Let’s be honest right now. How many times have you met a father who went through a divorce and wound up with the short end of the stick? He’s paying out the wazoo in monthly child support just so his ex-wife can “shop, dine & entertain” as if there has been no change in her financial status. Your male friends and acquaintances tell you just how their money is being spent on a “lifestyle” rather than the children’s expenses such as their extra extracurricular activities, clothes, medical expenses, and much more.
We’ve heard it time and time again from men who have gone through a divorce. He warns his friends, family, and co-workers of the repercussions, which is having to pay an exorbitant amount of child support each month only to learn his ex is going on vacations (without the kids); buying new furniture; having cosmetic surgery. You can see where I’m going with this, right? I don’t think the court-ordered these payments to be spent on one parent’s self.
This can be very frustrating to the men when seeing this. Unfortunately, it’s too difficult for the courts to police where every dollar of child support goes which is why courts will not get involved in dictating that each dollar of child support must go to specific expenses. Our system calculates child support on a percentage of the other parent’s income. Is this fair? Think about this: The average cost to raise a child from birth to age 18 in the U.S. is $255,000. This translates to approximately $15,000. Per year, $1,180.00 per month.
It is clear, that beyond a certain direct cost of rearing a child, support oftentimes becomes bonus money for the custodial parent. A few months ago, I watched two clients of mine and their cases unfold in court with the same custody percentages, both having one child. One father was ordered to pay $500.00 per month while the other was ordered to pay $2,000.00 per month. Does one child cost 4x the amount to raise over the other? Therefore, a percentage of parent’s income as the determining factor, I believe is unfair. When you take 30-40% of anyone’s income away of course it is no wonder you will have fathers having trouble meeting that type of support order (I say fathers because we all know they are the ones who usually get hit with support obligations).

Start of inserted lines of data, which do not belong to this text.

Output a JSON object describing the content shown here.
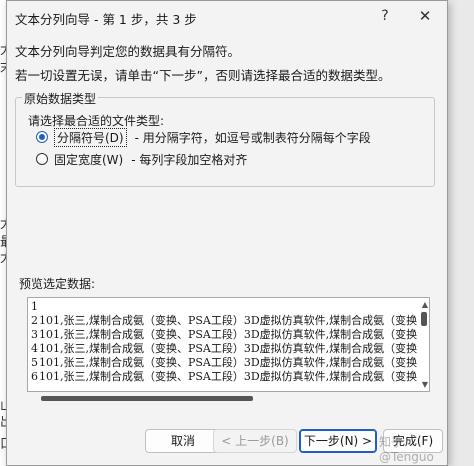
{
  "background": {
    "glyphs": [
      "大",
      "末",
      "大",
      "最",
      "大",
      "山",
      "出",
      "口"
    ]
  },
  "window": {
    "title": "文本分列向导 - 第 1 步，共 3 步",
    "help_glyph": "?",
    "close_glyph": "✕"
  },
  "intro": {
    "line1": "文本分列向导判定您的数据具有分隔符。",
    "line2": "若一切设置无误，请单击“下一步”，否则请选择最合适的数据类型。"
  },
  "group": {
    "title": "原始数据类型",
    "choose_label": "请选择最合适的文件类型:",
    "options": [
      {
        "label": "分隔符号(D)",
        "desc": "- 用分隔字符，如逗号或制表符分隔每个字段",
        "checked": true
      },
      {
        "label": "固定宽度(W)",
        "desc": "- 每列字段加空格对齐",
        "checked": false
      }
    ]
  },
  "preview": {
    "label": "预览选定数据:",
    "rows": [
      {
        "num": "1",
        "text": ""
      },
      {
        "num": "2",
        "text": "101,张三,煤制合成氨（变换、PSA工段）3D虚拟仿真软件,煤制合成氨（变换"
      },
      {
        "num": "3",
        "text": "101,张三,煤制合成氨（变换、PSA工段）3D虚拟仿真软件,煤制合成氨（变换"
      },
      {
        "num": "4",
        "text": "101,张三,煤制合成氨（变换、PSA工段）3D虚拟仿真软件,煤制合成氨（变换"
      },
      {
        "num": "5",
        "text": "101,张三,煤制合成氨（变换、PSA工段）3D虚拟仿真软件,煤制合成氨（变换"
      },
      {
        "num": "6",
        "text": "101,张三,煤制合成氨（变换、PSA工段）3D虚拟仿真软件,煤制合成氨（变换"
      }
    ]
  },
  "buttons": {
    "cancel": "取消",
    "back": "< 上一步(B)",
    "next": "下一步(N) >",
    "finish": "完成(F)"
  },
  "watermark": "知乎 @Tenguo"
}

There is a huge incentive for one party to get more custody than the other, as their income rises since the custodial parent’s entitlement increases. If you have close to fifty percent number of overnights in your timesharing schedule, a reduction in your obligation will most likely occur. Having this would not only be in your favor for child support purposes but more importantly in the child’s best interest.
In the movie DivorceCorp, they look at Scandinavian practices and we learn that the support incentive is all but removed. There may be a small exchange of support ordered for non 50/50 custody arrangements, but nothing even close to the ridiculously skewed support that is ordered for earners here in the United States. As depicted in the movie, what results from this are happier and more cooperative co-parents. Shouldn’t this be our goal here?
I think a good solution would be to create more healthy co-parenting solutions to eliminate income-based support in favor of absolute amounts with reasonable caps for non 50/50 custody arrangements. And for the 50/50 arrangements, what if we decreased this to zero and to take the incentive away for parents trying to get greater than 50% custody.
I’m not a betting woman, however, I’m willing to bet that you would find most women would figure out how to make things work without entitlements and we would see an increase in 50/50 custody arrangements since the motive of money would be taken out of the equation. I think we could all agree, children would benefit from this.
In the meantime, I believe we would have fewer combative divorces if child support orders were fair. As a result, we would see less animosity and increased positive co-parenting which in turn should always be the goal.
The Divorce Coach for Men